PHNOM PENH, Cambodia (AP) — Two 10th-century Cambodian stone statues displayed for nearly two decades at New York's Metropolitan Museum of Art were being returned to their homeland Tuesday in a high-profile case of allegedly looted artifacts.
The voluntary repatriation of the paired "Kneeling Attendants" statues by one of America's foremost cultural institutions is seen as setting a precedent for the restoration of artworks to their places of origin, from which they were often removed in hazy circumstances.
It comes as the Cambodian government is asking other museums to return similar objects. At the government's request, U.S. authorities have begun legal action against Sotheby's auction house to try to force the handover of a contested piece.
Cambodian officials and Buddhist monks have planned a welcome home ceremony for the life-size sandstone statues at the country's international airport.
Culture Ministry official Hab Tuoch said the statues are important examples of Cambodia's heritage and show the prosperity of the Angkor era, when Cambodian culture dominated the region.
They come from the Koh Ker temple in Siem Reap province, which is home to the famed Angkor Wat temples. Officials say they were stolen from the temple in the 1970s. The museum said the statues were given to the museum in pieces by different donors between 1987 and 1992.
The Metropolitan Museum announced in May it was returning the statues after researchers discovered new evidence indicating that they had been illegally exported under Cambodian law.
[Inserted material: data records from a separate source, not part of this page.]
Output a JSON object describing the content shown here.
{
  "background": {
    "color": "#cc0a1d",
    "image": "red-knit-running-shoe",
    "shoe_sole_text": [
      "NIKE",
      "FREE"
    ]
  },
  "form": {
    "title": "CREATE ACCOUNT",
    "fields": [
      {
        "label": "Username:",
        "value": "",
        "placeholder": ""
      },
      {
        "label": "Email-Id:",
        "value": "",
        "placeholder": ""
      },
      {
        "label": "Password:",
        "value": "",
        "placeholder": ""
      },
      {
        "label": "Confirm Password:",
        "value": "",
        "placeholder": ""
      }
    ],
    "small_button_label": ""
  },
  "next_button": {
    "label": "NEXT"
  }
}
"The museum is committed to applying rigorous provenance standards not only to new acquisitions, but to the study of works long in its collections in an ongoing effort to learn as much as possible about ownership history," museum director Thomas P. Campbell said in a May 3 statement. "In returning the statues, the museum is acting to strengthen the good relationship it has long maintained with scholarly institutions and colleagues in Cambodia and to foster and celebrate continued cooperation and dialogue between us."
A 1993 Cambodian law prohibited the removal of cultural artifacts without government permission. Pieces provably taken after that date have stronger legal standing to compel their new owners abroad to return them. But there is also general agreement in the art world that pieces were acquired illegitimately if they were exported without clear and valid documentation after 1970 — the year of a United Nations cultural agreement targeting trafficking in illicit antiquities.
Largely due to the social and political disruptions of war, widespread looting of Cambodia's ancient temples took place in the 1970s through the 1990s, with many items smuggled through Thailand.
In April, the U.S. attorney's office in Manhattan filed court papers seeking to compel Sotheby's to forfeit a 5-foot (1.5 meter)-tall sandstone statue so that it could be returned to Cambodia. U.S. authorities acted at the request of Cambodia.
The statue came from the same Koh Ker temple as the Kneeling Attendants. It was consigned by a private collector to Sotheby's in 2010, according to court papers. In February, Sotheby's identified the seller as a European collector who purchased the work from a London dealer in 1975.
The sculpture of a mythical warrior in an elaborate headdress has been estimated by Sotheby's to be worth $2 million to $3 million at auction. The statue is of "extraordinary value" to the Cambodian people and "a triumph of creativity and innovation," papers filed by the U.S. attorney's office said.
Sotheby's has said it would defend against the action and disputed federal prosecutors' allegation that the sculpture was illegally imported into the U.S.
The statue was to be auctioned on March 24, 2011, but Sotheby's voluntarily withdrew it from auction a day before the sale after a Cambodian official sent a letter asking it to do so.